Records from a data source
__________________________________________________
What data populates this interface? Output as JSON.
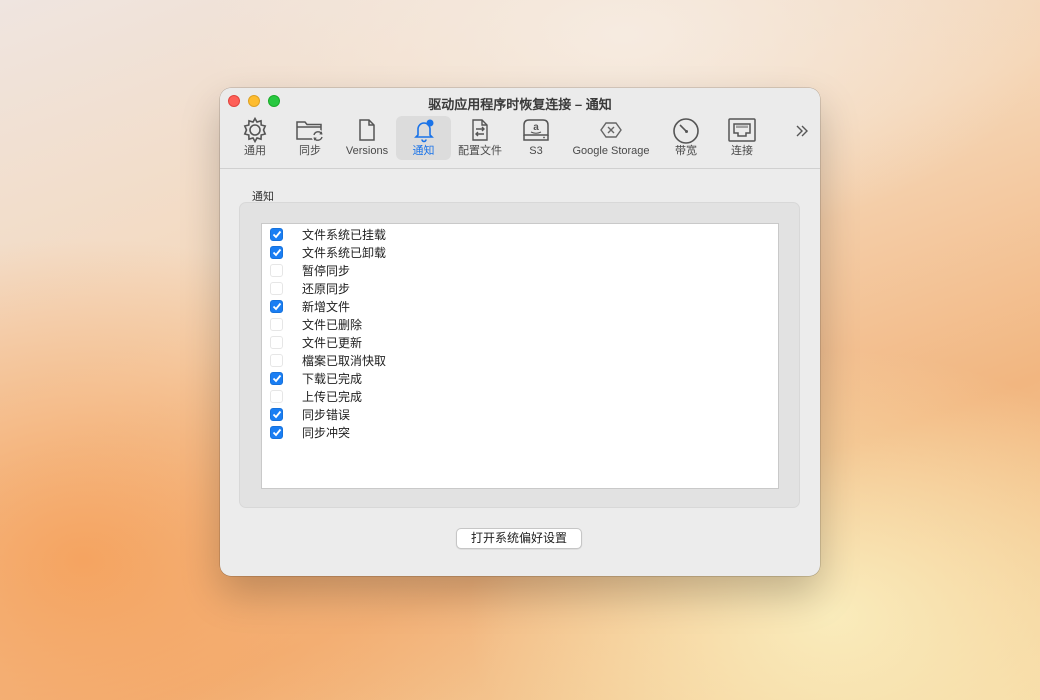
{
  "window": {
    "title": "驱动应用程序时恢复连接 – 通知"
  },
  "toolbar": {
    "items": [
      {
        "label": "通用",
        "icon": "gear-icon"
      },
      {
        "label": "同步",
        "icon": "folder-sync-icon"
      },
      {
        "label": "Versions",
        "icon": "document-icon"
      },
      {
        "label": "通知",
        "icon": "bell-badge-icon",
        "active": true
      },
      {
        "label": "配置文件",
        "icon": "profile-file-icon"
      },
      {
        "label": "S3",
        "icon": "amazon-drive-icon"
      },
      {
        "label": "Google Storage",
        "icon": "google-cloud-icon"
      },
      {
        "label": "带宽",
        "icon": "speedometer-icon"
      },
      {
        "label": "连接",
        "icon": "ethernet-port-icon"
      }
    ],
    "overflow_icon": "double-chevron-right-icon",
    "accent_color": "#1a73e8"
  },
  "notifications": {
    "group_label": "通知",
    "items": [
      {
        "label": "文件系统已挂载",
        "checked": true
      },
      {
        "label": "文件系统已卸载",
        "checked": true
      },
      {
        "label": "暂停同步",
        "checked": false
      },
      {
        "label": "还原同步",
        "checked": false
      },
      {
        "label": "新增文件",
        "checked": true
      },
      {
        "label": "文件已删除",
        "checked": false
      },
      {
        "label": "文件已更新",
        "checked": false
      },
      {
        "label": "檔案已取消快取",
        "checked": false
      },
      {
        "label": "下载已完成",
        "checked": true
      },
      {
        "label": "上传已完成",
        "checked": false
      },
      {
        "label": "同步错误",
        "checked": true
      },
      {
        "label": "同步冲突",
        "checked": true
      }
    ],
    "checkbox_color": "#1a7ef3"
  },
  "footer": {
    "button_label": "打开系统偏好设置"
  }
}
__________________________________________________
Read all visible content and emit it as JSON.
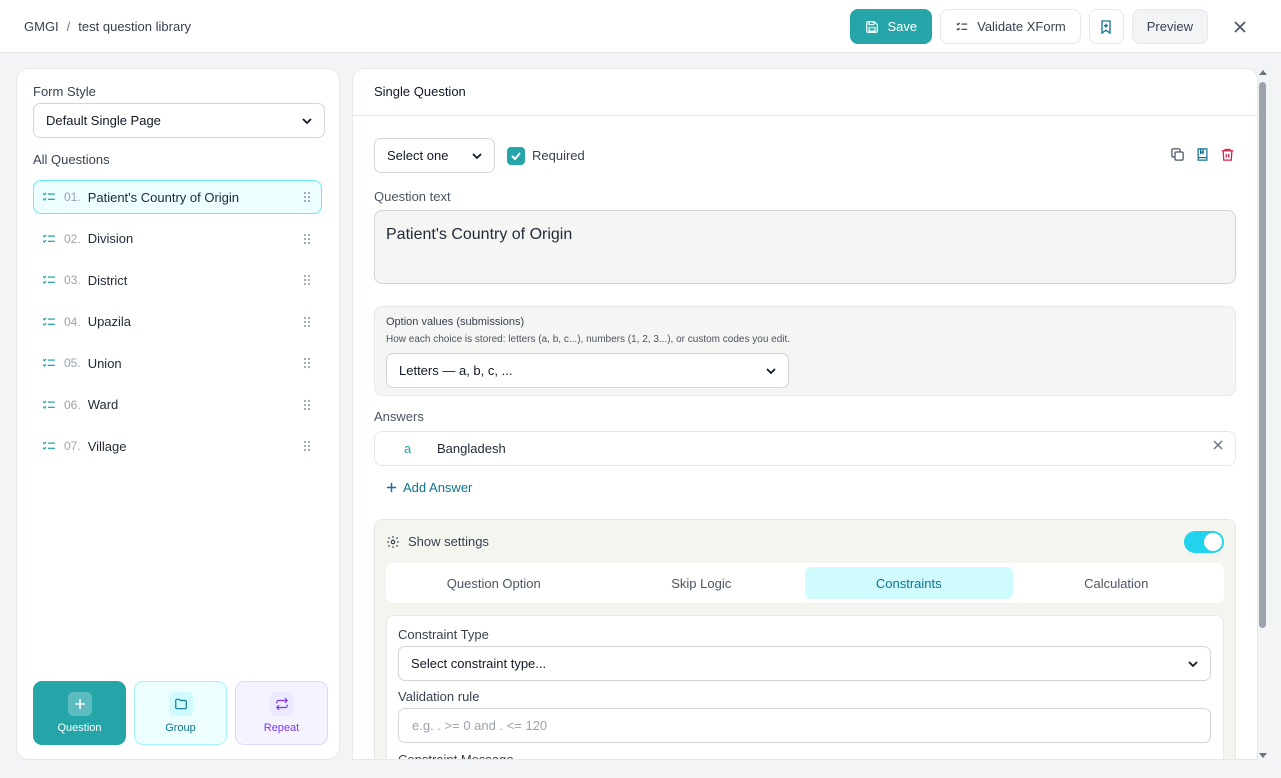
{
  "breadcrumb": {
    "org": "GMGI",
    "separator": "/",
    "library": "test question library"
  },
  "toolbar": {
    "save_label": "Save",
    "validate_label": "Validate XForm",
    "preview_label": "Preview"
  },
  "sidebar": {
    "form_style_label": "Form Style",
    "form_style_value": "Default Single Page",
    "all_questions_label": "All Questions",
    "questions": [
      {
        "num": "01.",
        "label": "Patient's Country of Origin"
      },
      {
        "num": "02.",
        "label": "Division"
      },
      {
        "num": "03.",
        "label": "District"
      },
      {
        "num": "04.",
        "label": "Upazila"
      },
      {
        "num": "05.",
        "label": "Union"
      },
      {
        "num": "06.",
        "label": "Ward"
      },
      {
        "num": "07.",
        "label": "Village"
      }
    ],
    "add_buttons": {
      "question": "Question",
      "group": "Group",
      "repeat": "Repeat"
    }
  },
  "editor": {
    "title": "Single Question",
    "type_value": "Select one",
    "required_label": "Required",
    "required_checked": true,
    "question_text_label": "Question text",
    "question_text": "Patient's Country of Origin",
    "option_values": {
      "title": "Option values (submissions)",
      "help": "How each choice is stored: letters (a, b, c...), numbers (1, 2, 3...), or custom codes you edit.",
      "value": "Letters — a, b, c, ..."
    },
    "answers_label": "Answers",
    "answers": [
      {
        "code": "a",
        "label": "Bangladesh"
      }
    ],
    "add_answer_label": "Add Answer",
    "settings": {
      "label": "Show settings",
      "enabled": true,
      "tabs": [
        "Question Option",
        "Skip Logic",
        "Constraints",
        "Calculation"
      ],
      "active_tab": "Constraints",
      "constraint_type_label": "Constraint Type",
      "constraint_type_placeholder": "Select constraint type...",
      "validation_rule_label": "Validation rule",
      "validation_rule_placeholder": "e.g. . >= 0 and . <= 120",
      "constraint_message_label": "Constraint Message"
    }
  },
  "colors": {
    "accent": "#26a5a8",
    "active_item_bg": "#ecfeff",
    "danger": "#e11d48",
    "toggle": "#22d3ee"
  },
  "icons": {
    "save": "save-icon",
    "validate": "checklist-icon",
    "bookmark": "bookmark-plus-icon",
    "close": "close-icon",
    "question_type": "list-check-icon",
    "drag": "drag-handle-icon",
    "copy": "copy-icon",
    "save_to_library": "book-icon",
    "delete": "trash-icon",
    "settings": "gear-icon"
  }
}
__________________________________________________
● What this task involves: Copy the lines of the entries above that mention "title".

● Response area:
    "title": "驱动应用程序时恢复连接 – 通知"
    "title": "Single Question",
      "title": "Option values (submissions)",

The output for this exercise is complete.